Task description: Every entry that appears below is to be output exactly.

Given data:
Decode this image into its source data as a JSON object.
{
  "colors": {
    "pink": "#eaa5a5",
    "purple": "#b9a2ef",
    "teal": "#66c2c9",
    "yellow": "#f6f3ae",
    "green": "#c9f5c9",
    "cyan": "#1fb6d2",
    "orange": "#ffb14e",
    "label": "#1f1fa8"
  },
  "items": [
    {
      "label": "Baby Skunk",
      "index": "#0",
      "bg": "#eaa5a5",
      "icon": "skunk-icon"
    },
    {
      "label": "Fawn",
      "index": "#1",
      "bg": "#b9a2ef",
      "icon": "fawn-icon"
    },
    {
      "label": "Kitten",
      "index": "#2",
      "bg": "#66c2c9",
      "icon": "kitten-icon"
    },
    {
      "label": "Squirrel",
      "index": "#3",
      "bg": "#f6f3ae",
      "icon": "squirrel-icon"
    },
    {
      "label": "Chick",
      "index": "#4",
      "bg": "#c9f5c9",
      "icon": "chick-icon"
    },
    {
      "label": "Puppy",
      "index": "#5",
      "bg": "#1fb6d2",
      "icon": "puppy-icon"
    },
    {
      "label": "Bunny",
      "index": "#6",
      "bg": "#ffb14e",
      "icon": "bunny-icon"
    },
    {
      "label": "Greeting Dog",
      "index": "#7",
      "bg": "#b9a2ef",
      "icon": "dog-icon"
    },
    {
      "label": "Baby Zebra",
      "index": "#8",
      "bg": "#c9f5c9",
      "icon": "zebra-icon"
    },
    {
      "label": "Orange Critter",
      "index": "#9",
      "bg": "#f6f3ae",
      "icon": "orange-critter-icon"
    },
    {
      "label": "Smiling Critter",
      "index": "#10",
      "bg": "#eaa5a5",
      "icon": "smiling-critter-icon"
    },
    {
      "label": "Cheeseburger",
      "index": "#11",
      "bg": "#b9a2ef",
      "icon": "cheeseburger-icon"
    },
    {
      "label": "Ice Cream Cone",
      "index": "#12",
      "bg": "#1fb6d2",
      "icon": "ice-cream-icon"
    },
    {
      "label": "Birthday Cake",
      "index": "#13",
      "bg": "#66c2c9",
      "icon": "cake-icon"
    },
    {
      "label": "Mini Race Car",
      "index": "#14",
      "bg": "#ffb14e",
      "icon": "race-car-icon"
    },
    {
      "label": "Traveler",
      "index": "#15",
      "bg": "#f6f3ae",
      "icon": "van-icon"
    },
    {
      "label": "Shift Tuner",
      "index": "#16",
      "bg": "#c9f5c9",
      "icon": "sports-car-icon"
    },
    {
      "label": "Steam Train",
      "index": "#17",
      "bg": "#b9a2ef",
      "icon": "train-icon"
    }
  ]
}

Solution for this problem:
Decode this image into its source data as a JSON object.
{
  "colors": {
    "pink": "#eaa5a5",
    "purple": "#b9a2ef",
    "teal": "#66c2c9",
    "yellow": "#f6f3ae",
    "green": "#c9f5c9",
    "cyan": "#1fb6d2",
    "orange": "#ffb14e",
    "label": "#1f1fa8"
  },
  "items": [
    {
      "label": "Baby Skunk",
      "index": "#0",
      "bg": "#eaa5a5",
      "icon": "skunk-icon"
    },
    {
      "label": "Fawn",
      "index": "#1",
      "bg": "#b9a2ef",
      "icon": "fawn-icon"
    },
    {
      "label": "Kitten",
      "index": "#2",
      "bg": "#66c2c9",
      "icon": "kitten-icon"
    },
    {
      "label": "Squirrel",
      "index": "#3",
      "bg": "#f6f3ae",
      "icon": "squirrel-icon"
    },
    {
      "label": "Chick",
      "index": "#4",
      "bg": "#c9f5c9",
      "icon": "chick-icon"
    },
    {
      "label": "Puppy",
      "index": "#5",
      "bg": "#1fb6d2",
      "icon": "puppy-icon"
    },
    {
      "label": "Bunny",
      "index": "#6",
      "bg": "#ffb14e",
      "icon": "bunny-icon"
    },
    {
      "label": "Greeting Dog",
      "index": "#7",
      "bg": "#b9a2ef",
      "icon": "dog-icon"
    },
    {
      "label": "Baby Zebra",
      "index": "#8",
      "bg": "#c9f5c9",
      "icon": "zebra-icon"
    },
    {
      "label": "Orange Critter",
      "index": "#9",
      "bg": "#f6f3ae",
      "icon": "orange-critter-icon"
    },
    {
      "label": "Smiling Critter",
      "index": "#10",
      "bg": "#eaa5a5",
      "icon": "smiling-critter-icon"
    },
    {
      "label": "Cheeseburger",
      "index": "#11",
      "bg": "#b9a2ef",
      "icon": "cheeseburger-icon"
    },
    {
      "label": "Ice Cream Cone",
      "index": "#12",
      "bg": "#1fb6d2",
      "icon": "ice-cream-icon"
    },
    {
      "label": "Birthday Cake",
      "index": "#13",
      "bg": "#66c2c9",
      "icon": "cake-icon"
    },
    {
      "label": "Mini Race Car",
      "index": "#14",
      "bg": "#ffb14e",
      "icon": "race-car-icon"
    },
    {
      "label": "Traveler",
      "index": "#15",
      "bg": "#f6f3ae",
      "icon": "van-icon"
    },
    {
      "label": "Shift Tuner",
      "index": "#16",
      "bg": "#c9f5c9",
      "icon": "sports-car-icon"
    },
    {
      "label": "Steam Train",
      "index": "#17",
      "bg": "#b9a2ef",
      "icon": "train-icon"
    }
  ]
}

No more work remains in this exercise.